THE TASK:
Please copy each line of the records below that holds the word "text".

(Element data from apps and pages)

-- Opening Marker --

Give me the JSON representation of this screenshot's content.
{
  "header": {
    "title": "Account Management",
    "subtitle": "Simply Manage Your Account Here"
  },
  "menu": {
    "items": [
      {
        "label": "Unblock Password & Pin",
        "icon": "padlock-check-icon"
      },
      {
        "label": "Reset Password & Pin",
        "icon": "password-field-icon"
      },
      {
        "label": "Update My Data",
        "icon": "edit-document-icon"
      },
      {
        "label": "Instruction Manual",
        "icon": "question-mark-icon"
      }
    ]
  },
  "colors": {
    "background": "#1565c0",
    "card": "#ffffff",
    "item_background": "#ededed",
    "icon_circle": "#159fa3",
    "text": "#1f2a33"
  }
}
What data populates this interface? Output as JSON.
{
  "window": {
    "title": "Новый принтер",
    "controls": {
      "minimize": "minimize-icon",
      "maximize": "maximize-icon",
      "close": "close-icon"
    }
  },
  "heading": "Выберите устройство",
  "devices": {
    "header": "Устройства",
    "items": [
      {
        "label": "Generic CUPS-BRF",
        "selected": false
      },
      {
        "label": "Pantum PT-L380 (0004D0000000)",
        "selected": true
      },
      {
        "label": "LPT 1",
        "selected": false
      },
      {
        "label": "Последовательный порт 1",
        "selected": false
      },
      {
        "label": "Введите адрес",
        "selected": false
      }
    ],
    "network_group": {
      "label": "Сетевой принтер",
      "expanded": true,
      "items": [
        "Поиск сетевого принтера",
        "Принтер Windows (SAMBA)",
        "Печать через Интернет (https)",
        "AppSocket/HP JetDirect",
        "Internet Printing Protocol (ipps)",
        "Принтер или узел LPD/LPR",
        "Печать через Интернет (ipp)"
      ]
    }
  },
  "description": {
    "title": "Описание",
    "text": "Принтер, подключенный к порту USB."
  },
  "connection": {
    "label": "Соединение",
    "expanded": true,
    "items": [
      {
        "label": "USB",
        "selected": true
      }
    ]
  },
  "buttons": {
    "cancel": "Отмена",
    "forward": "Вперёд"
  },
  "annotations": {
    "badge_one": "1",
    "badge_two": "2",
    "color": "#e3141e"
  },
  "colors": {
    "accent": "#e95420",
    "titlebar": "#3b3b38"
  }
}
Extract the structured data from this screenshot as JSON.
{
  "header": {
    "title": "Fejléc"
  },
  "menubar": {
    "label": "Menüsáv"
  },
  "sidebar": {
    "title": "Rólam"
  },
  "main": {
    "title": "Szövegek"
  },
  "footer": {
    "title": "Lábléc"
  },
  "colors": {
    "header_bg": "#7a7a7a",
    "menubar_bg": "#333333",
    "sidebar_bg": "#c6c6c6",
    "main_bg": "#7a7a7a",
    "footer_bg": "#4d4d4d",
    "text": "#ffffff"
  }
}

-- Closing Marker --

FINISHED TASK:
    "text": "#1f2a33"
    "text": "Принтер, подключенный к порту USB."
    "text": "#ffffff"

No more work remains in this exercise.